SMITH: To give a city the size of Cairo lungs has taken 10 years of producing, plants, shrubs and trees in acres of greenhouses, to plant out in the park, while cultivating new ideas about horticulture.

EL SAADY M. BADAWY, HORTICULTURIST: We are trying to make a training center but for the people to learn them, to teach them how to at first to make for themselves a propagation of the plants, how to maintain the plants at home.

SMITH: Removing millions of tons of rubble uncovered the remains of a wall laid over 1000 years ago by the ancestors of the Aga Khan, who founded the original Cairo. The ancient wall, in need of conservation, developed into a project to renovate the adjoining slum city, Darb al Ahmar, a neighborhood teeming with social problems. But micro credit programs and vocational training classes are turning the area around.

This elderly man says he’s very impressed with the way things are getting better. “This area used to be very run down,” he says, “now everything is being renewed.”

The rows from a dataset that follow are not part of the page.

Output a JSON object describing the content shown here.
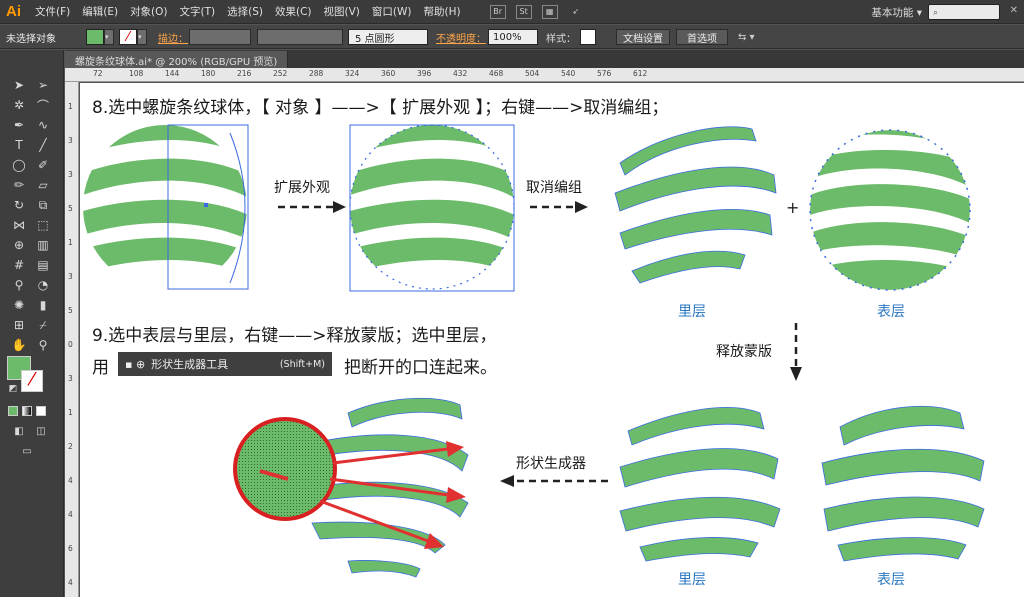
{
  "app": {
    "logo": "Ai",
    "workspace": "基本功能 ▾"
  },
  "menu": [
    "文件(F)",
    "编辑(E)",
    "对象(O)",
    "文字(T)",
    "选择(S)",
    "效果(C)",
    "视图(V)",
    "窗口(W)",
    "帮助(H)"
  ],
  "menu_icons": [
    "Br",
    "St"
  ],
  "control": {
    "selection": "未选择对象",
    "stroke_label": "描边：",
    "brush": "5 点圆形",
    "opacity_label": "不透明度：",
    "opacity": "100%",
    "style_label": "样式：",
    "doc_setup": "文档设置",
    "prefs": "首选项"
  },
  "document": {
    "tab": "螺旋条纹球体.ai* @ 200% (RGB/GPU 预览)"
  },
  "ruler": {
    "h": [
      "72",
      "108",
      "144",
      "180",
      "216",
      "252",
      "288",
      "324",
      "360",
      "396",
      "432",
      "468",
      "504",
      "540",
      "576",
      "612"
    ],
    "v": [
      "1",
      "3",
      "3",
      "5",
      "1",
      "3",
      "5",
      "0",
      "3",
      "1",
      "2",
      "4",
      "4",
      "6",
      "4"
    ]
  },
  "tutorial": {
    "step8": "8.选中螺旋条纹球体，【 对象 】——>【 扩展外观 】；右键——>取消编组；",
    "expand": "扩展外观",
    "ungroup": "取消编组",
    "plus": "+",
    "inner1": "里层",
    "outer1": "表层",
    "step9a": "9.选中表层与里层，右键——>释放蒙版；选中里层，",
    "step9b_use": "用",
    "tool_name": "形状生成器工具",
    "tool_shortcut": "(Shift+M)",
    "step9b_rest": "把断开的口连起来。",
    "release": "释放蒙版",
    "shape_builder": "形状生成器",
    "inner2": "里层",
    "outer2": "表层"
  },
  "colors": {
    "accent": "#6cbb6b",
    "anchor": "#3b6be0",
    "arrow": "#e03030",
    "label_blue": "#2a78c2"
  }
}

Business is thriving, learning new skills or refining old talents; involving the local community is all important.

DINA ISHAK BAKHOUM, CONSERVATION ENGINEER: This project has created a lot of work opportunities for local people in the area, as well as, of course, other restorers and technicians from other places.

MOHAMED EL MIKAWI, AGA KHAN SERVICES: Well, we see the park work as a catalyst, a catalyst for development of historic Cairo. We believe that the reopening of the gates, the old city gates connecting the Darb al Ahmar neighborhood with the park will create an influx of visitors from the community into the park and vice versa.

SMITH: Getting improvements to last means connecting this poor area with the tourism of Khan al Khalili, and making it attractive to big spending foreigners.

But the most compelling aspect of this massive development remains the park itself.

UNIDENTIFIED FEMALE (through translator): It’s great. It’s fantastic. We’ve never seen anything like it. We’ll certainly come back again.

SMITH: The opening of the park has given many people here their first taste of nature on a large scale. Whether they will be able to maintain this impeccable green space is a question as wide open as the park itself.

For CNN’s INSIDE AFRICA, I’m Sylvia Smith in Cairo, Egypt.